  10. 10. IT Service Management as the next big wave in IT is already here, and already we are hearing about failed and delayed implementations. While using project management practices will not guarantee your success, it will significantly improve your chances—if you know when to use it, how to use it, and ensure that your staff has the right training and understanding in both disciplines. About the Author Larry Cooper is the CEO of ITSM Canada, an Authorized itSM Solutions® provider and a VAR for Touchpaper’s ITBM Suite of products. Mr. Cooper has spent more than 28 years in IT in the public and private sectors where he has held roles such as a Software Developer/Programmer Analyst, Manager of Operations, Lead for Business Process Re-engineering, various Project Manger roles on projects upwards to $100M, and A/Director, Business Technology.

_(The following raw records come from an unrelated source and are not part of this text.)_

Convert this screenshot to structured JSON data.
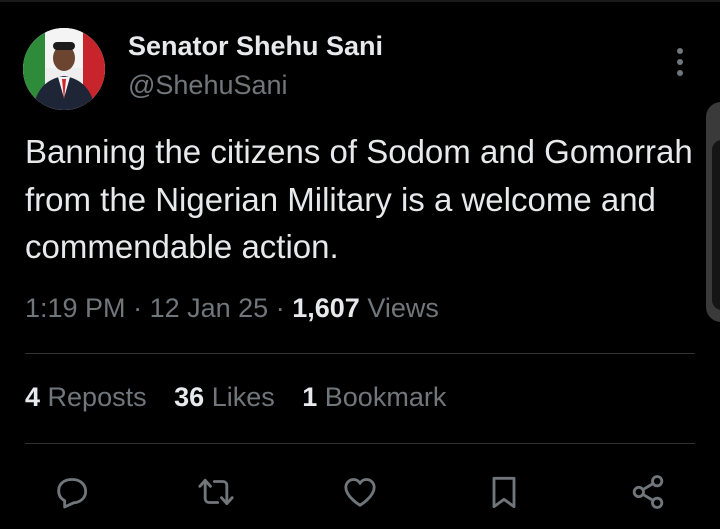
{
  "author": {
    "display_name": "Senator Shehu Sani",
    "handle": "@ShehuSani",
    "avatar_icon": "profile-photo"
  },
  "tweet": {
    "text": "Banning the citizens of Sodom and Gomorrah from the Nigerian Military is a welcome and commendable action.",
    "time": "1:19 PM",
    "date": "12 Jan 25",
    "separator": "·",
    "views_count": "1,607",
    "views_label": "Views"
  },
  "stats": {
    "reposts_count": "4",
    "reposts_label": "Reposts",
    "likes_count": "36",
    "likes_label": "Likes",
    "bookmarks_count": "1",
    "bookmarks_label": "Bookmark"
  },
  "actions": [
    "reply-icon",
    "repost-icon",
    "like-icon",
    "bookmark-icon",
    "share-icon"
  ],
  "colors": {
    "background": "#000000",
    "primary_text": "#e7e9ea",
    "secondary_text": "#71767b",
    "divider": "#2f3336"
  }
}
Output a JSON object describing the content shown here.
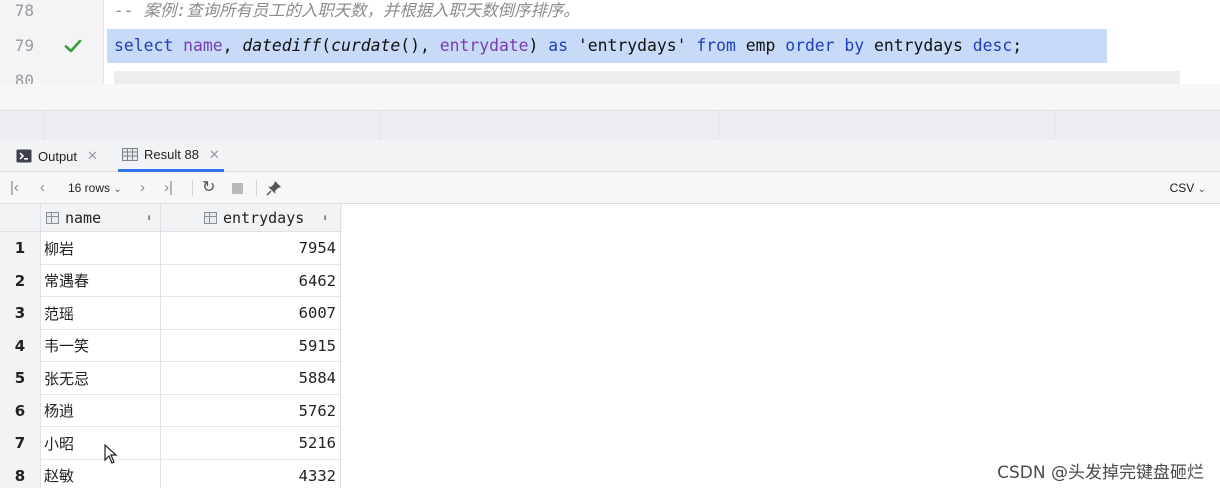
{
  "editor": {
    "lines": [
      {
        "number": "78",
        "text": "-- 案例:查询所有员工的入职天数，并根据入职天数倒序排序。"
      },
      {
        "number": "79",
        "status_icon": "check-icon"
      },
      {
        "number": "80"
      }
    ],
    "sql_tokens": {
      "select": "select",
      "name": "name",
      "comma1": ",",
      "datediff": "datediff",
      "paren_open": "(",
      "curdate": "curdate",
      "curdate_parens": "()",
      "comma2": ",",
      "entrydate": "entrydate",
      "paren_close": ")",
      "as": "as",
      "alias": "'entrydays'",
      "from": "from",
      "emp": "emp",
      "order": "order",
      "by": "by",
      "entrydays": "entrydays",
      "desc": "desc",
      "semicolon": ";"
    }
  },
  "tabs": [
    {
      "label": "Output",
      "icon": "output-icon",
      "active": false
    },
    {
      "label": "Result 88",
      "icon": "table-icon",
      "active": true
    }
  ],
  "toolbar": {
    "rows_label": "16 rows",
    "export_label": "CSV",
    "icons": [
      "first-page-icon",
      "prev-page-icon",
      "next-page-icon",
      "last-page-icon",
      "refresh-icon",
      "stop-icon",
      "pin-icon"
    ]
  },
  "grid": {
    "columns": [
      "name",
      "entrydays"
    ],
    "rows": [
      {
        "num": "1",
        "name": "柳岩",
        "entrydays": "7954"
      },
      {
        "num": "2",
        "name": "常遇春",
        "entrydays": "6462"
      },
      {
        "num": "3",
        "name": "范瑶",
        "entrydays": "6007"
      },
      {
        "num": "4",
        "name": "韦一笑",
        "entrydays": "5915"
      },
      {
        "num": "5",
        "name": "张无忌",
        "entrydays": "5884"
      },
      {
        "num": "6",
        "name": "杨逍",
        "entrydays": "5762"
      },
      {
        "num": "7",
        "name": "小昭",
        "entrydays": "5216"
      },
      {
        "num": "8",
        "name": "赵敏",
        "entrydays": "4332"
      }
    ]
  },
  "watermark": "CSDN @头发掉完键盘砸烂",
  "colors": {
    "highlight": "#c7daf7",
    "keyword": "#1f3fbf",
    "identifier": "#7a3cb0",
    "check": "#3d9a3d",
    "active_tab": "#3574f0"
  }
}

He has written and been published in books and industry articles on a variety of technology, IT Service Management, and Project Management topics. He holds three project management certifications including a PMP, an IT Service Manager certification, and is an EXIN-accredited Master’s level trainer. He resides in Ottawa, Canada with his wife and two children. He can be reached at Learn More Learn more about how you can improve productivity, enhance efficiency, and sharpen your competitive edge. Check out the following Global Knowledge courses: ITIL Service Manager Certification Boot Camp IT Project Management ITIL Foundations Certification Boot Camp ITIL Practitioner Certification Boot Camp For more information or to register, visit or call 1-800-COURSES to speak with a sales representative. Our courses and enhanced, hands-on labs offer practical skills and tips that you can immediately put to use. Our expert instructors draw upon their experiences to help you understand key concepts and how to apply them to your specific work situation. Choose from our more than 700 courses, delivered through Classrooms, e-Learning, and On-site sessions, to meet your IT and management training needs. Endnotes 1. Alice in Wonderland, Lewis Carroll 2. A Guide to the Project Management Body of Knowledge, 2004, PMI 3. ITIL Service Delivery, OGC 4. ITIL Service Support, OGC 5. Wikipedia 6. A Guide to the Project Management Body of Knowledge, p. 6 7. Ibid Copyright ©2006 Global Knowledge Training LLC. All rights reserved. Page 10